Data for the task:
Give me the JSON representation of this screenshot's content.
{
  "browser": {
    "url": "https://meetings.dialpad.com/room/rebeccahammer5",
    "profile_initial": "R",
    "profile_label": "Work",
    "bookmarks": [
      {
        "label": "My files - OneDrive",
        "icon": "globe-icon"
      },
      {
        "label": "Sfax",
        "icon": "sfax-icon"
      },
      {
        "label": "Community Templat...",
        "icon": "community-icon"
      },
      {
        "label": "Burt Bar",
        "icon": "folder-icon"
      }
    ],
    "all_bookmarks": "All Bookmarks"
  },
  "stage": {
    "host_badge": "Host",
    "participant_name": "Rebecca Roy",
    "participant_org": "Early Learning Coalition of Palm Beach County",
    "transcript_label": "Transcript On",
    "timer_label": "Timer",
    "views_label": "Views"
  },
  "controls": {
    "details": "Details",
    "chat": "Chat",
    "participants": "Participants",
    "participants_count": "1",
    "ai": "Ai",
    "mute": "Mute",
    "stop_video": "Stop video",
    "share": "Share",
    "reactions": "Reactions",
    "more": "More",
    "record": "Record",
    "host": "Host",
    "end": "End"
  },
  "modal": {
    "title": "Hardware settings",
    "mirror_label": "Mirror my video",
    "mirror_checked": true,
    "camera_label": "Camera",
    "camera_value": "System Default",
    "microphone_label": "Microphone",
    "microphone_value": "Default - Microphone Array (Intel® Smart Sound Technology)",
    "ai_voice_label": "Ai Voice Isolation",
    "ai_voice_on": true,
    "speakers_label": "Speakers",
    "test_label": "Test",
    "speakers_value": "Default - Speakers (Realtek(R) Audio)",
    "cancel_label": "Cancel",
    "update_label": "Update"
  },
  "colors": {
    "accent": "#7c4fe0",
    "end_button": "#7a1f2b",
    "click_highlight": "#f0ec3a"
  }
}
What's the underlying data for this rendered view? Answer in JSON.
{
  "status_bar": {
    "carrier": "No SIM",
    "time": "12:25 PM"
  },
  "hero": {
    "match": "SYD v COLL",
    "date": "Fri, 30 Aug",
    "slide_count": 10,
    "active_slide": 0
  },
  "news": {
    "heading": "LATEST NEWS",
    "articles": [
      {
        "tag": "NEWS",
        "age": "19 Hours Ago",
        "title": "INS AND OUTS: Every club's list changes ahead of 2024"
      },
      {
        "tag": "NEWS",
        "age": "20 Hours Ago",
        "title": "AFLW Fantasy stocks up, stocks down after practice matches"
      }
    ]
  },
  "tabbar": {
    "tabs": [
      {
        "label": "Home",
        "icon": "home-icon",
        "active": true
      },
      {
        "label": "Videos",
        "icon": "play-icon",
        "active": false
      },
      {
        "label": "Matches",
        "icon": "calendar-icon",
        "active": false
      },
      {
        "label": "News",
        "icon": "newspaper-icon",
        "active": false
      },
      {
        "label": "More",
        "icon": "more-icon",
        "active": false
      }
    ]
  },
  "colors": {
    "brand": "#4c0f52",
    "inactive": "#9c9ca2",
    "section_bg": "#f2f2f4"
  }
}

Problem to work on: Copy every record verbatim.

Completed task:
Give me the JSON representation of this screenshot's content.
{
  "browser": {
    "url": "https://meetings.dialpad.com/room/rebeccahammer5",
    "profile_initial": "R",
    "profile_label": "Work",
    "bookmarks": [
      {
        "label": "My files - OneDrive",
        "icon": "globe-icon"
      },
      {
        "label": "Sfax",
        "icon": "sfax-icon"
      },
      {
        "label": "Community Templat...",
        "icon": "community-icon"
      },
      {
        "label": "Burt Bar",
        "icon": "folder-icon"
      }
    ],
    "all_bookmarks": "All Bookmarks"
  },
  "stage": {
    "host_badge": "Host",
    "participant_name": "Rebecca Roy",
    "participant_org": "Early Learning Coalition of Palm Beach County",
    "transcript_label": "Transcript On",
    "timer_label": "Timer",
    "views_label": "Views"
  },
  "controls": {
    "details": "Details",
    "chat": "Chat",
    "participants": "Participants",
    "participants_count": "1",
    "ai": "Ai",
    "mute": "Mute",
    "stop_video": "Stop video",
    "share": "Share",
    "reactions": "Reactions",
    "more": "More",
    "record": "Record",
    "host": "Host",
    "end": "End"
  },
  "modal": {
    "title": "Hardware settings",
    "mirror_label": "Mirror my video",
    "mirror_checked": true,
    "camera_label": "Camera",
    "camera_value": "System Default",
    "microphone_label": "Microphone",
    "microphone_value": "Default - Microphone Array (Intel® Smart Sound Technology)",
    "ai_voice_label": "Ai Voice Isolation",
    "ai_voice_on": true,
    "speakers_label": "Speakers",
    "test_label": "Test",
    "speakers_value": "Default - Speakers (Realtek(R) Audio)",
    "cancel_label": "Cancel",
    "update_label": "Update"
  },
  "colors": {
    "accent": "#7c4fe0",
    "end_button": "#7a1f2b",
    "click_highlight": "#f0ec3a"
  }
}
What's the underlying data for this rendered view? Answer in JSON.
{
  "status_bar": {
    "carrier": "No SIM",
    "time": "12:25 PM"
  },
  "hero": {
    "match": "SYD v COLL",
    "date": "Fri, 30 Aug",
    "slide_count": 10,
    "active_slide": 0
  },
  "news": {
    "heading": "LATEST NEWS",
    "articles": [
      {
        "tag": "NEWS",
        "age": "19 Hours Ago",
        "title": "INS AND OUTS: Every club's list changes ahead of 2024"
      },
      {
        "tag": "NEWS",
        "age": "20 Hours Ago",
        "title": "AFLW Fantasy stocks up, stocks down after practice matches"
      }
    ]
  },
  "tabbar": {
    "tabs": [
      {
        "label": "Home",
        "icon": "home-icon",
        "active": true
      },
      {
        "label": "Videos",
        "icon": "play-icon",
        "active": false
      },
      {
        "label": "Matches",
        "icon": "calendar-icon",
        "active": false
      },
      {
        "label": "News",
        "icon": "newspaper-icon",
        "active": false
      },
      {
        "label": "More",
        "icon": "more-icon",
        "active": false
      }
    ]
  },
  "colors": {
    "brand": "#4c0f52",
    "inactive": "#9c9ca2",
    "section_bg": "#f2f2f4"
  }
}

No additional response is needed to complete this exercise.